The oldest bat caught in the wild was a banded myotis bat which was 39 years old at the time of recapture. To put this in perspective, a bat living longer than 30 years is equivalent to a human living longer than 100 years. Bats, for their size, are the world’s longest-lived mammals. Yet unlike other mammals of their size, bats have very low reproductive rates. Females of most species produce just one pup per year.

Maternity season for bats in the US can range from the end of April to the beginning of September. Eviction of bats, or any activity that directly affects their roosting area, should occur only prior to or after the maternity season, when young will not be trapped inside, creating additional problems.

For details on humane exclusion of a colony of bats, or how to prevent bats from moving in, please visit Bat Conservation International online at www.batcon.org.

What is the truth about bats and rabies?

Like most mammals, bats can contract rabies; however less than one-half of one percent of bats ever get the disease, and those that do normally bite only in self-defense and pose little threat to people who do not handle them.

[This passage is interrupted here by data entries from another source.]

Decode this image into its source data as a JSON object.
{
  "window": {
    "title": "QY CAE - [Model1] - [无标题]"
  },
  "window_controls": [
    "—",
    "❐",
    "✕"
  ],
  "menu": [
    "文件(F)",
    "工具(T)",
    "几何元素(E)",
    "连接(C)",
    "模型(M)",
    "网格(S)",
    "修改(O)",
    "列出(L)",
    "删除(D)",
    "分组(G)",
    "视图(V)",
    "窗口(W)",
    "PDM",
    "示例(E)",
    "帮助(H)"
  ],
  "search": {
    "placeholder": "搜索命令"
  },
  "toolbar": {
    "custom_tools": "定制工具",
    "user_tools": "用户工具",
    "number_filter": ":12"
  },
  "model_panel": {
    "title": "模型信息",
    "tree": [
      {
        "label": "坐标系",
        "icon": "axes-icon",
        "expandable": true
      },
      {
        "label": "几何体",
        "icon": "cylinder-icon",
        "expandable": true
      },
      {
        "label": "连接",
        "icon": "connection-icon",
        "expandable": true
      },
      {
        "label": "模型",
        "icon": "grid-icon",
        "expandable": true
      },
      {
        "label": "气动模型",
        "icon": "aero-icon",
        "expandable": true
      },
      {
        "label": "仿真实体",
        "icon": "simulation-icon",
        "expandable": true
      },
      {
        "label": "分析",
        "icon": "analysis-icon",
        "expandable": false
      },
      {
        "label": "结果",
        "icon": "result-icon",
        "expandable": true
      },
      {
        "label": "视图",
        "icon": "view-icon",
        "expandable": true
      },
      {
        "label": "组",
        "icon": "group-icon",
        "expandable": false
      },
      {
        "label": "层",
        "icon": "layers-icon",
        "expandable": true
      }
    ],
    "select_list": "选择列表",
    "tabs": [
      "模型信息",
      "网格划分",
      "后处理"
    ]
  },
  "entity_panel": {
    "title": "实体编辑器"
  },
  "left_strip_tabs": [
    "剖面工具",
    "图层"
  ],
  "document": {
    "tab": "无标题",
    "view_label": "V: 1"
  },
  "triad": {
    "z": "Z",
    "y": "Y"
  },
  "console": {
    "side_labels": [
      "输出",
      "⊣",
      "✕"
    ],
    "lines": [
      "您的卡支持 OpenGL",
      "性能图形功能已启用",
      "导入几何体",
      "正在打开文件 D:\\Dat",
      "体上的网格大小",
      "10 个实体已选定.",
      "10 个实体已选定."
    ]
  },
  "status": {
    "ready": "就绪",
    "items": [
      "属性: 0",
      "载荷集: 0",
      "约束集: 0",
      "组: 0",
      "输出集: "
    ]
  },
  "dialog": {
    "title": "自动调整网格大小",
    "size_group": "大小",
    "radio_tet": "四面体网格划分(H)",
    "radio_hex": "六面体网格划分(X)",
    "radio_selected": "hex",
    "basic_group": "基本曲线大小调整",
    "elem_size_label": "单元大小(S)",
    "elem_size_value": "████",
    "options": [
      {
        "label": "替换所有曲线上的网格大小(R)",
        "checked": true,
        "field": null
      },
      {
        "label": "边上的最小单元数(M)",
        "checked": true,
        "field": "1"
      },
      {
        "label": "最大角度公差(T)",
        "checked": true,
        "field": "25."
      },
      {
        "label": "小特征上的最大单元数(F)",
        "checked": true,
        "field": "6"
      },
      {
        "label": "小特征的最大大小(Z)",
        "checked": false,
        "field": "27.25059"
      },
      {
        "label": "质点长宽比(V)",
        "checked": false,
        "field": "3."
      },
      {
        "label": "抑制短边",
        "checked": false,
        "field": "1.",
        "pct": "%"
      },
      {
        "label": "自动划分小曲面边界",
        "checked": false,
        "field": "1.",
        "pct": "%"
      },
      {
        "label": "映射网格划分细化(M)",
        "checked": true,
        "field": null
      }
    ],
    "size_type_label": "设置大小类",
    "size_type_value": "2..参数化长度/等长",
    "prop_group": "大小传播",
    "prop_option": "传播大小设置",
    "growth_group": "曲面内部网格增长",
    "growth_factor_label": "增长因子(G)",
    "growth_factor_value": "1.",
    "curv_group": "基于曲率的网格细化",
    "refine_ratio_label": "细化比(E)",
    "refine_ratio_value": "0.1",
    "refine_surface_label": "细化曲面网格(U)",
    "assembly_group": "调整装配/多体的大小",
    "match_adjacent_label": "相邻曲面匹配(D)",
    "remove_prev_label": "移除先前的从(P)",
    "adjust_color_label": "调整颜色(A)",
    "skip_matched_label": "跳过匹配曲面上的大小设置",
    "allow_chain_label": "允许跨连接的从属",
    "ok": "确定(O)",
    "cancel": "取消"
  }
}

This is the number one reason to adhere to the “look but don’t touch” rule!

According to Bat Conservation International, during the past 50 years, only 48 U.S. residents are believed to have contracted rabies from bats, making it one of the rarest diseases in America. (In comparison, during 2001 alone – the last available statistics – 368 people contracted typhoid fever, 1,544 people contracted malaria and 15,989 people contracted tuberculosis!) The fear of rabies is far disproportionate to the actual risk. To put the risk in perspective: 20 Americans die every year from dog attacks.

If you find an injured bat on the ground, do not touch it! Gently scoop it into a box with a glove or cloth making sure there is no human to bat contact and call Native Animal Rescue immediately. Be certain the box will close and has air holes for the bat to breathe. For more information about our native wildlife, call Native Animal Rescue at 831-462-0726 or visit our website at www.NativeAnimalRescue.org.

Written by: Monique Smith-Lee

Native Animal Rescue Wildlife Rehabilitator

Site Development: Melody Sharp